__Task to carry out__. Search the data for the string "JSON" and extract every line where it appears.

====

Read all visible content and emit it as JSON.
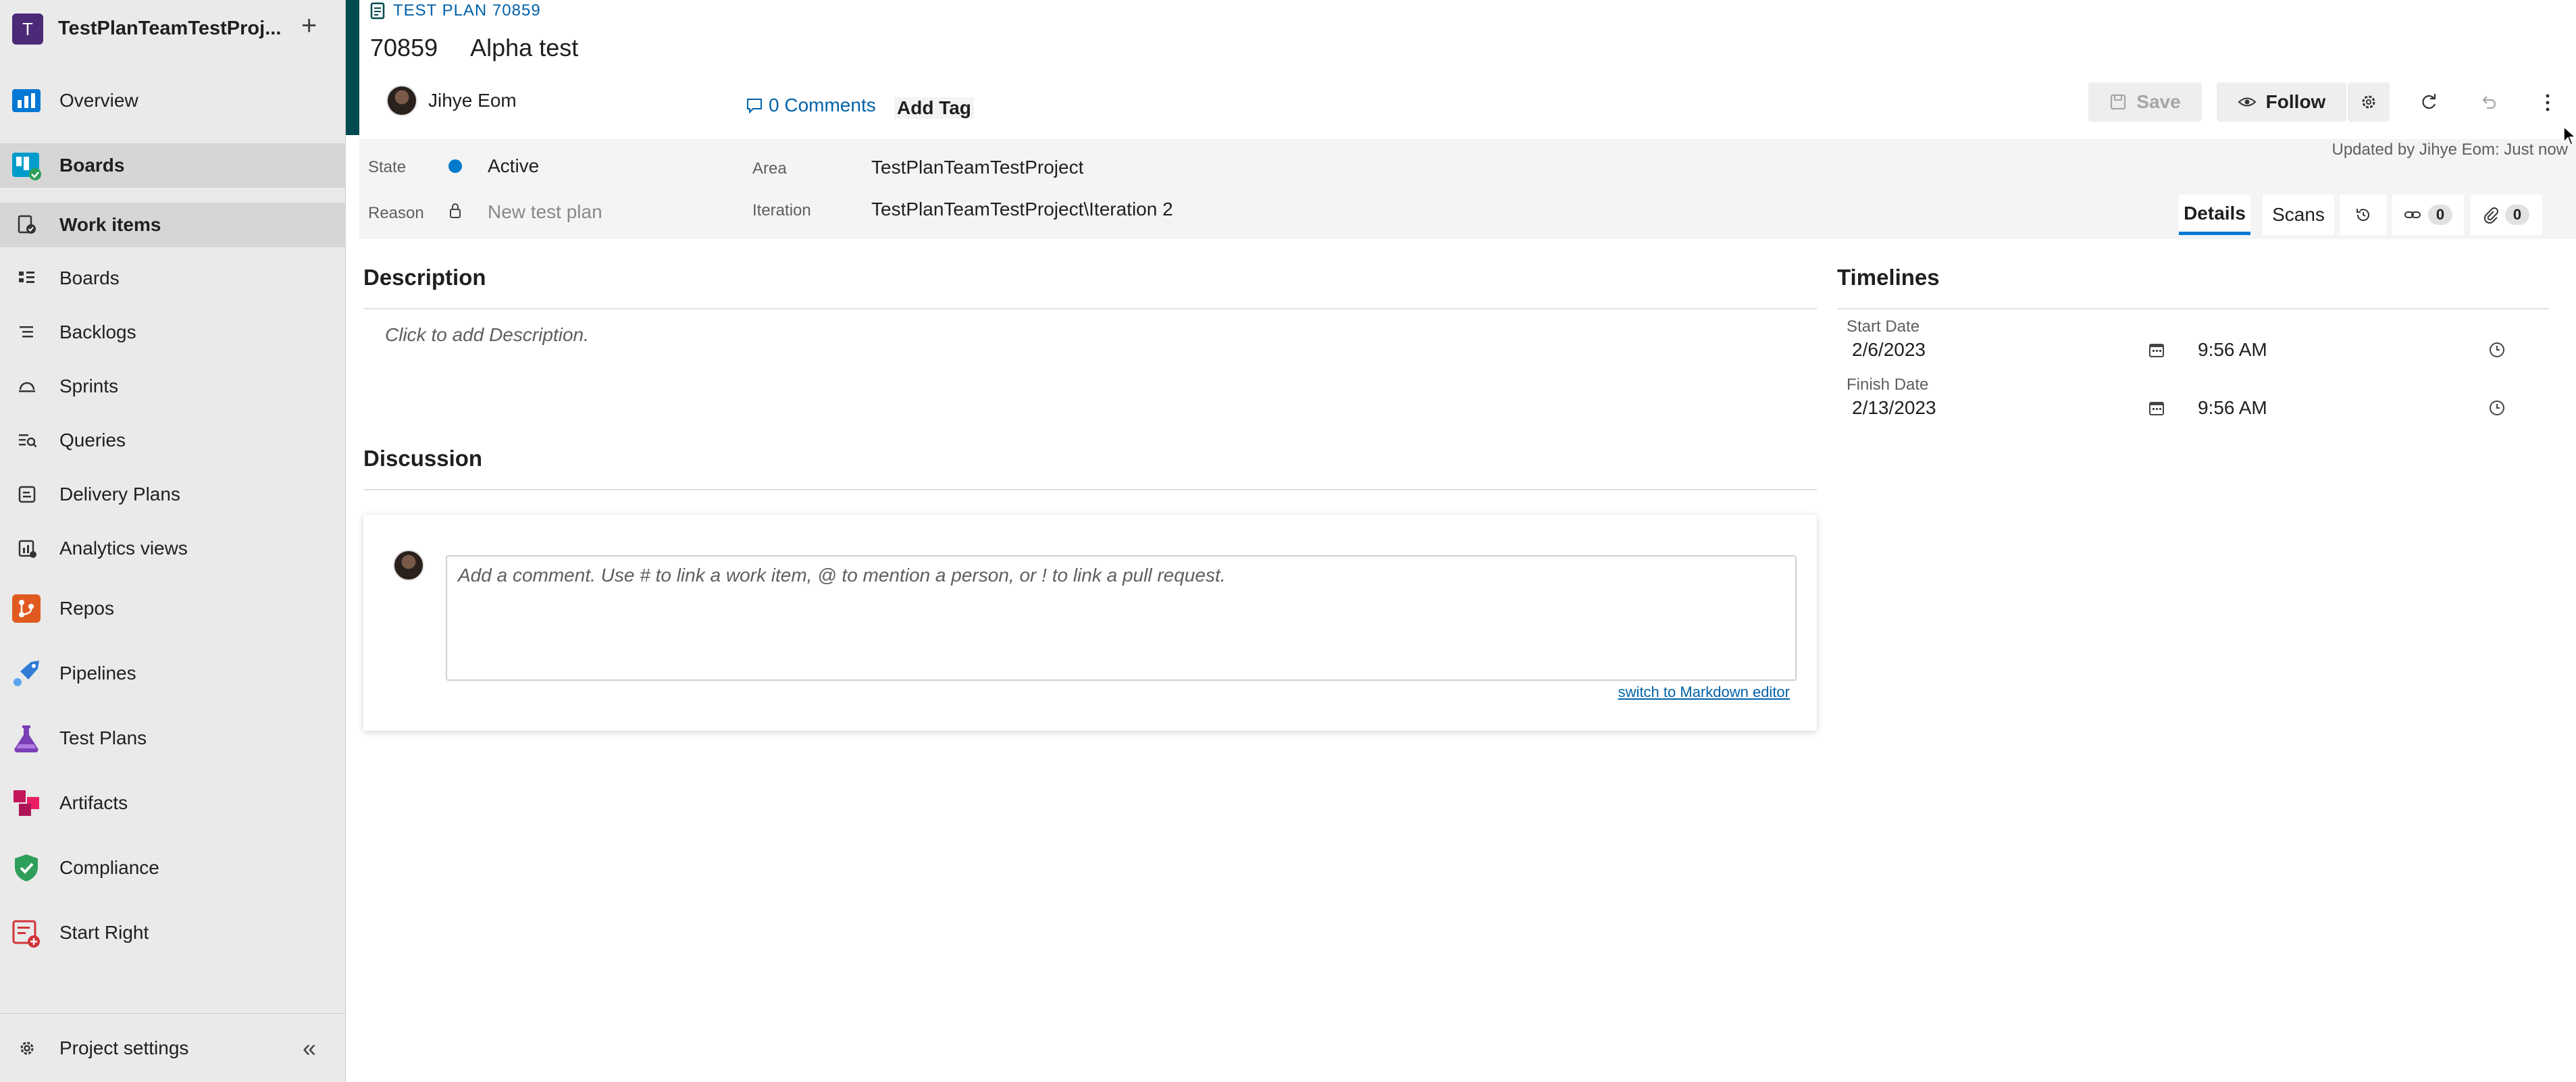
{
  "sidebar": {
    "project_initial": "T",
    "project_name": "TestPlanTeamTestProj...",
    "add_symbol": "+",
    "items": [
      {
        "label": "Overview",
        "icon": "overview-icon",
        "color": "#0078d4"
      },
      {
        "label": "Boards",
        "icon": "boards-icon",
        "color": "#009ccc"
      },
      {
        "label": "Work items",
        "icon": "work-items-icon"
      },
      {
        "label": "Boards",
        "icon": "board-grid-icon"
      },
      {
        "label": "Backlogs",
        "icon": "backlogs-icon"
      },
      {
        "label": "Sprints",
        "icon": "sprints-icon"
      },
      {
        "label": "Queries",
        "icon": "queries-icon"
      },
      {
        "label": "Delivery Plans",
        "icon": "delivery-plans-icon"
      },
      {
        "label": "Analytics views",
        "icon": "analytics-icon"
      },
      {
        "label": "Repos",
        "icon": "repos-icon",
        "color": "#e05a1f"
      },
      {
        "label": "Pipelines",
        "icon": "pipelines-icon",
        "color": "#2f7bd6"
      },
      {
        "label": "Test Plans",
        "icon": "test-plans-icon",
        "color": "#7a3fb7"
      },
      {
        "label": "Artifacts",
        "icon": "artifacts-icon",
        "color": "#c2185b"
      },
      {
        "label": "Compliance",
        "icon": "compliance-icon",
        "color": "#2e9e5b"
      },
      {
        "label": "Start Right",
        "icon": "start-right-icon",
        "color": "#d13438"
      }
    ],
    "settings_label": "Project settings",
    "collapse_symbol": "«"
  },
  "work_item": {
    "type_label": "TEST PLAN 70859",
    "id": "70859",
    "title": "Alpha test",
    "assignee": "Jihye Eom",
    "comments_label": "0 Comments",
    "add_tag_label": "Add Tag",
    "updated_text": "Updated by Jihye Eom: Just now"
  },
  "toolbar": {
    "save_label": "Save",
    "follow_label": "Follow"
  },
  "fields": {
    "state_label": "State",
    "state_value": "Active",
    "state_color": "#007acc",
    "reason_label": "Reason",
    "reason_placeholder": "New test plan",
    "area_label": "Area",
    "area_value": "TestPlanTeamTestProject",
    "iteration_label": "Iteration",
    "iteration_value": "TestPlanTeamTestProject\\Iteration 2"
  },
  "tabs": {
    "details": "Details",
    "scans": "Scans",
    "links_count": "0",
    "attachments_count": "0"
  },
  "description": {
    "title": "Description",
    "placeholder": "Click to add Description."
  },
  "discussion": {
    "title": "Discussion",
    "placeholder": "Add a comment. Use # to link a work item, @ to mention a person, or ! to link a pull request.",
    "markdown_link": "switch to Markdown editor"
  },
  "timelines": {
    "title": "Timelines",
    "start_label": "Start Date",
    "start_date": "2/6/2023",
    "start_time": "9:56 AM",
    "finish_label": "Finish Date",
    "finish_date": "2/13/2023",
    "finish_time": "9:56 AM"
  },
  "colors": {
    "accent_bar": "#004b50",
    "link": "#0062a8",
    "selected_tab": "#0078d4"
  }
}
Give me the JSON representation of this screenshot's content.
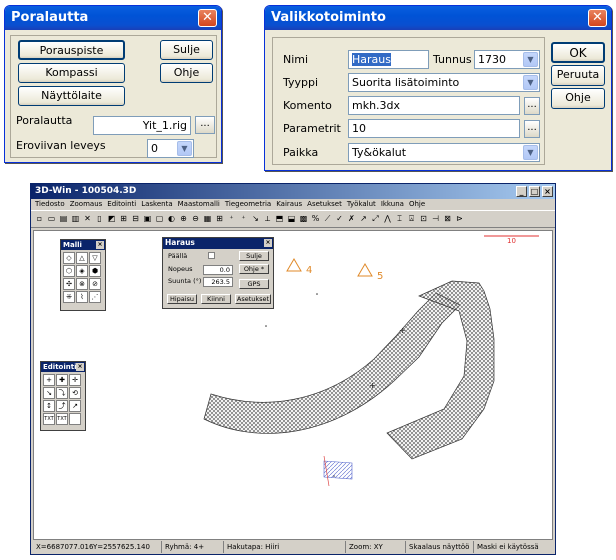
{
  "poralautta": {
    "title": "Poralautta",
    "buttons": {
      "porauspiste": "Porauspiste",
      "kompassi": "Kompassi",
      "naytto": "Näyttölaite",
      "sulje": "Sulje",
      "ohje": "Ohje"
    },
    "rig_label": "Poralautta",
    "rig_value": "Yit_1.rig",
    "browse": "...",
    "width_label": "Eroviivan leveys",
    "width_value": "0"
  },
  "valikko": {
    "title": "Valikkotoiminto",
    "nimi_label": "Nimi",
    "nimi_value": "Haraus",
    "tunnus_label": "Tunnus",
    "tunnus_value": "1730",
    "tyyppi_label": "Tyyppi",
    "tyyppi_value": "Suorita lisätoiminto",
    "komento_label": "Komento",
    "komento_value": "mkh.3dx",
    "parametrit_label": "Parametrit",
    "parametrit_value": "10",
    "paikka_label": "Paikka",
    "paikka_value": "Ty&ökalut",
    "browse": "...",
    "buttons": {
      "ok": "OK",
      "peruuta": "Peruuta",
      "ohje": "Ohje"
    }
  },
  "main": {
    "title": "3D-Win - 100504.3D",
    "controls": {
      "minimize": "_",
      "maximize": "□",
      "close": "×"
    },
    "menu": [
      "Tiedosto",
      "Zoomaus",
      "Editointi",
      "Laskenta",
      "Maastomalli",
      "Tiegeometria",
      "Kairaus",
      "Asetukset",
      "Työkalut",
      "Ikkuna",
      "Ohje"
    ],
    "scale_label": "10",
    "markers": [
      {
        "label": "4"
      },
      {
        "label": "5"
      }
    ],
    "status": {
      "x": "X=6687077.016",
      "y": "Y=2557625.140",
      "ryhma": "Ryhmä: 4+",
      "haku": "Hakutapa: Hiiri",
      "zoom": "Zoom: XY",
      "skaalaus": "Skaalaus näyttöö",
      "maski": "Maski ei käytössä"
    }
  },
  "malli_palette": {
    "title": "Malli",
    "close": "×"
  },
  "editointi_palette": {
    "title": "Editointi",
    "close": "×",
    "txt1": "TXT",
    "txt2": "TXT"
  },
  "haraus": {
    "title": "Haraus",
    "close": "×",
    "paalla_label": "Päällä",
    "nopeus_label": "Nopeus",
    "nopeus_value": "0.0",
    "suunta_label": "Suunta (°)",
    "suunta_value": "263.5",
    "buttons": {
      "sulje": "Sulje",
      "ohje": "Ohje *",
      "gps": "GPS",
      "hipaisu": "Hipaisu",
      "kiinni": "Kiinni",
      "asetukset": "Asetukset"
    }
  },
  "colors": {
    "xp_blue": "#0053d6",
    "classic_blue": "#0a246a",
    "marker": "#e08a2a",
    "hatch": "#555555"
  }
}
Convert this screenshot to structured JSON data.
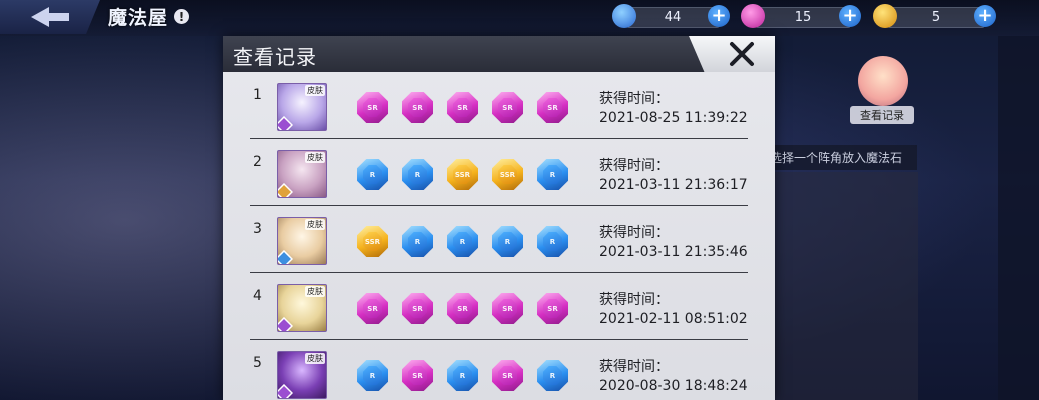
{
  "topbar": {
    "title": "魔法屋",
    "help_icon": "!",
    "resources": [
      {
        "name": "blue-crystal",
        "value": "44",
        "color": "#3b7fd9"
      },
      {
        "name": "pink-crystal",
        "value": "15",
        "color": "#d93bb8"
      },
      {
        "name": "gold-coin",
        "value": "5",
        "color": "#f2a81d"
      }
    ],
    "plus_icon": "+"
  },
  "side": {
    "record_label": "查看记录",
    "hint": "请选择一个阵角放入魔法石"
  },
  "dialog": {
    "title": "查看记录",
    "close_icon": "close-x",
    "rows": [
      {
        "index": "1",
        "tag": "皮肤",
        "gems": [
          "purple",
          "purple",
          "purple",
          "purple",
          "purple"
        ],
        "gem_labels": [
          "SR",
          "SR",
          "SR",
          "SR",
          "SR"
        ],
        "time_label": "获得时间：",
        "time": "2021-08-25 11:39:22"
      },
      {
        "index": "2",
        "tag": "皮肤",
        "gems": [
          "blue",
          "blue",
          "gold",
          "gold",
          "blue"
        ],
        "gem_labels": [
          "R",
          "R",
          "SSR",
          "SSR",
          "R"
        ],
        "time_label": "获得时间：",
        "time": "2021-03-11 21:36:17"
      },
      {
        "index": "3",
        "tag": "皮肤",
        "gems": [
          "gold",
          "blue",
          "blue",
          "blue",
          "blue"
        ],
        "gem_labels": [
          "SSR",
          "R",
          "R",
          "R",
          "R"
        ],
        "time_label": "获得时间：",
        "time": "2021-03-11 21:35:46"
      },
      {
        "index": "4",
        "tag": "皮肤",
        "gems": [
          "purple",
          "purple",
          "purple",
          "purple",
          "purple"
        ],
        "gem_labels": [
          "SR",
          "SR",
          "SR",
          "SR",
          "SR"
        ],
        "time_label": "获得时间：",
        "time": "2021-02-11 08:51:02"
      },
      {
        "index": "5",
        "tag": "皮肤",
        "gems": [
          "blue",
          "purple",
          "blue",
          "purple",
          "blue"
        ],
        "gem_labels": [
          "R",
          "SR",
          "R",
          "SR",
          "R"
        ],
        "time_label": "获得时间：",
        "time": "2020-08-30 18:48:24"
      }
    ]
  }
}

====

__Result of the task__.
Read all visible content and emit it as JSON.
Give me the JSON representation of this screenshot's content.
Convert this screenshot to structured JSON data.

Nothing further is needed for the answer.